Thursday, June 15, 2006


IU Leadership at the Department of Energy

The U.S. Department of Energy (DOE), established as a federal agency in 1977, administers 40 percent of the federal investment in physical science and engineering research, mostly through its 17 national laboratories. Within the agency, the Office of Science is the major steward of DOE's science and advanced technology programs and manages the nation's research programs in nuclear physics and high energy physics. One of the Office of Science's national laboratories, Thomas Jefferson National Accelerator Facility in Newport News, VA (Jeff Lab) has primary responsibility for nuclear physics research. An ongoing project at Jeff Lab, funded through the Department of Energy, is being led by faculty at the Indiana University Department of Physics.

The project, called GlueX, is a piece of a larger DOE project that will take advantage of recent advances in computing power and double the Continuous Electron Beam Accelerator Facility's (CEBAF's) beam energy from the current operating value of 6 GeV to 12 GeV. This will provide much more precise data on the structure of protons and neutrons. Specifically, the upgrade will enable scientists to address one of the great mysteries of modern physics - the mechanism that "confines" quarks together. Within the GlueX portion, IU physicists lead a team of more than 100 researchers from within the US and other nations that will drive improved understanding of tiny quarks, which make up much of the matter of the universe.
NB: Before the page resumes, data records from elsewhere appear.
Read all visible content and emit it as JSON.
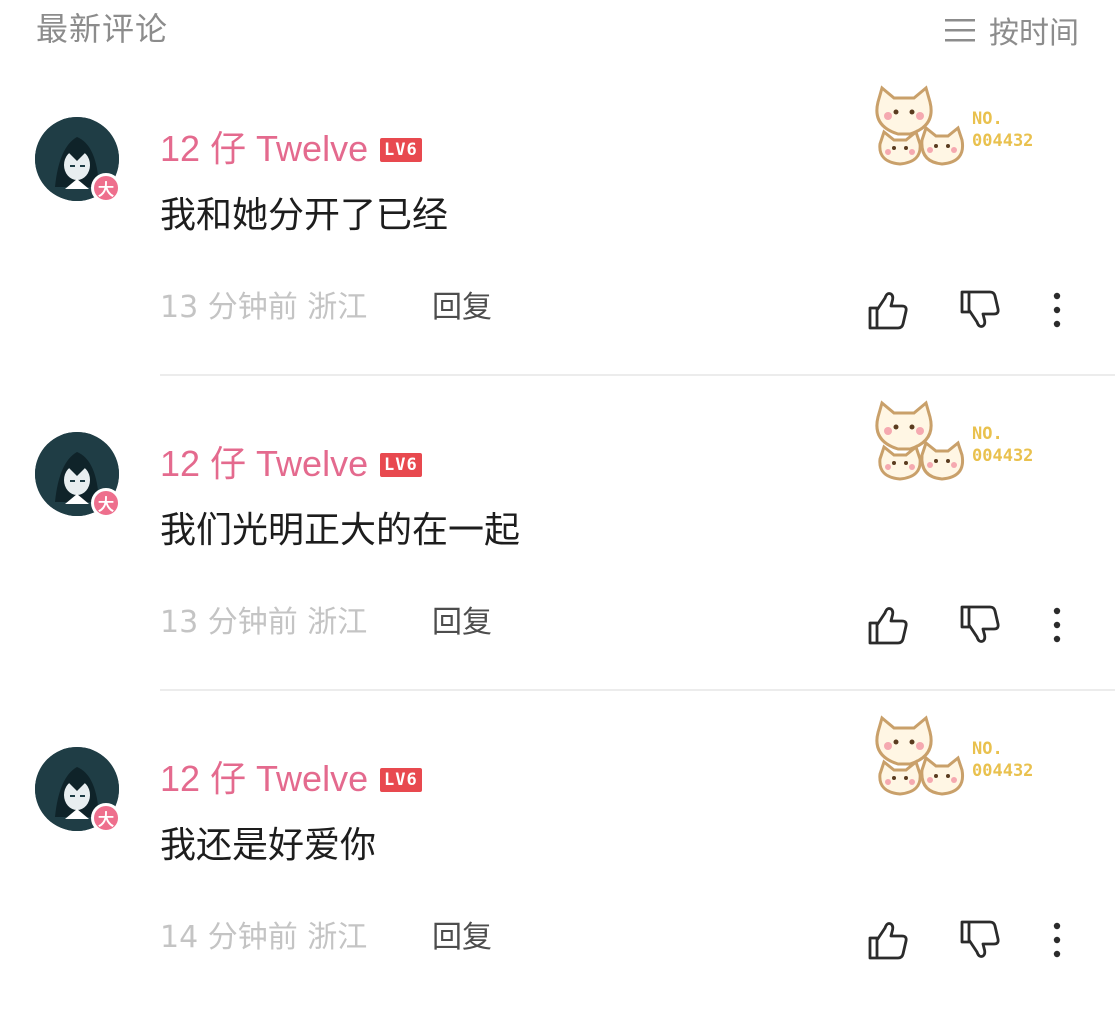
{
  "header": {
    "title": "最新评论",
    "sort_label": "按时间"
  },
  "comments": [
    {
      "username": "12 仔 Twelve",
      "level": "LV6",
      "badge": "大",
      "text": "我和她分开了已经",
      "time": "13 分钟前",
      "location": "浙江",
      "reply_label": "回复",
      "pendant_no_prefix": "NO.",
      "pendant_no": "004432"
    },
    {
      "username": "12 仔 Twelve",
      "level": "LV6",
      "badge": "大",
      "text": "我们光明正大的在一起",
      "time": "13 分钟前",
      "location": "浙江",
      "reply_label": "回复",
      "pendant_no_prefix": "NO.",
      "pendant_no": "004432"
    },
    {
      "username": "12 仔 Twelve",
      "level": "LV6",
      "badge": "大",
      "text": "我还是好爱你",
      "time": "14 分钟前",
      "location": "浙江",
      "reply_label": "回复",
      "pendant_no_prefix": "NO.",
      "pendant_no": "004432"
    }
  ],
  "icons": {
    "sort": "menu-lines-icon",
    "like": "thumbs-up-icon",
    "dislike": "thumbs-down-icon",
    "more": "more-vertical-icon"
  },
  "colors": {
    "username": "#e46a8e",
    "level_badge": "#e8494f",
    "member_badge": "#ee6f8d",
    "muted_text": "#c4c4c4"
  }
}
At an estimated federal expenditure of $45 million, IU's leadership in the GlueX effort is significant. For a university without a dedicated engineering school, this collaboration with the Department of Energy and Jeff Lab provides a footing into an agency that historically has not looked as favorably at universities without an engineering presence.
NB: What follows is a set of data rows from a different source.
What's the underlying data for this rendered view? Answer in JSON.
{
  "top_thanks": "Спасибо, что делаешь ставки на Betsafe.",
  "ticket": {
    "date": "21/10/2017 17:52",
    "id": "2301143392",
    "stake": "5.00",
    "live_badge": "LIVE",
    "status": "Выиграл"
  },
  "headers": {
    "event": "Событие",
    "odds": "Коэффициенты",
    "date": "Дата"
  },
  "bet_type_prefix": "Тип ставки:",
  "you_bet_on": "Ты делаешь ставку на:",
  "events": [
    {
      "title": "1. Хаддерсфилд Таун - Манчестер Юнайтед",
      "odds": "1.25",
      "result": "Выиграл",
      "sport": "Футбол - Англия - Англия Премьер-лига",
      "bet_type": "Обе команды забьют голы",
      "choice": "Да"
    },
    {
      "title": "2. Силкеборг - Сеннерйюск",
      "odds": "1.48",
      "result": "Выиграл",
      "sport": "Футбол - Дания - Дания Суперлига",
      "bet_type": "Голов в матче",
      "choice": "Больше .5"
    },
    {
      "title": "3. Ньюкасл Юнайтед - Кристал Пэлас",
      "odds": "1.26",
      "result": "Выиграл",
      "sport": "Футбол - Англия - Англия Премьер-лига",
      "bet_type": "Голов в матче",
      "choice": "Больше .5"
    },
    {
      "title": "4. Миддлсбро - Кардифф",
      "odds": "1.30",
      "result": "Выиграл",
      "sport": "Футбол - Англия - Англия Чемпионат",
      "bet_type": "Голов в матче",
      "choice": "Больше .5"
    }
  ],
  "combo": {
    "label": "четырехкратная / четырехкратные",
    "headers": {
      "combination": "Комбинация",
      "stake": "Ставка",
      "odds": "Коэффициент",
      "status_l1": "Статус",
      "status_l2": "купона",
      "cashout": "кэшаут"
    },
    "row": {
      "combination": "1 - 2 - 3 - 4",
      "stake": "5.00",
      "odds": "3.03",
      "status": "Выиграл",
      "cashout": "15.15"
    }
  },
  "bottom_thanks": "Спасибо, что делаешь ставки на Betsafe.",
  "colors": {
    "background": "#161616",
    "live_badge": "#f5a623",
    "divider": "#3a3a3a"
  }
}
In order to capitalize on this progress, Alex Dzierba, the IU faculty member who leads the GlueX team, has been asked to assist in the creation of a Department of Energy working group at IU. The goal of the working group is to identify ways in which IU can increase its visibility and leadership at the agency. In 2004, IU as a whole received $4.7 million in funding from the Department of Energy. The agency's budget that year was approximately $24 billion. Through unique capabilities such as the Cyclotron Facility and the expertise of our physics department, IU is in a position to help advance the mission of the agency and, at the same time, increase federal support for IU activities. The example that Professor Dzierba and his team have set for IU is an incredible start on this effort.


This report has been brought to you by the Indiana University Office of Government Relations with help and technical support from IU University Communications. Staff members from the Office of the Vice President and Chief Financial Officer and the Office of the Vice President and Chief Administrative Officer are frequent contributors to this report.

Please contact IU Government Relations via e-mail at or by phone at 812.855.1970 if you have comments, questions or suggestions for improvement.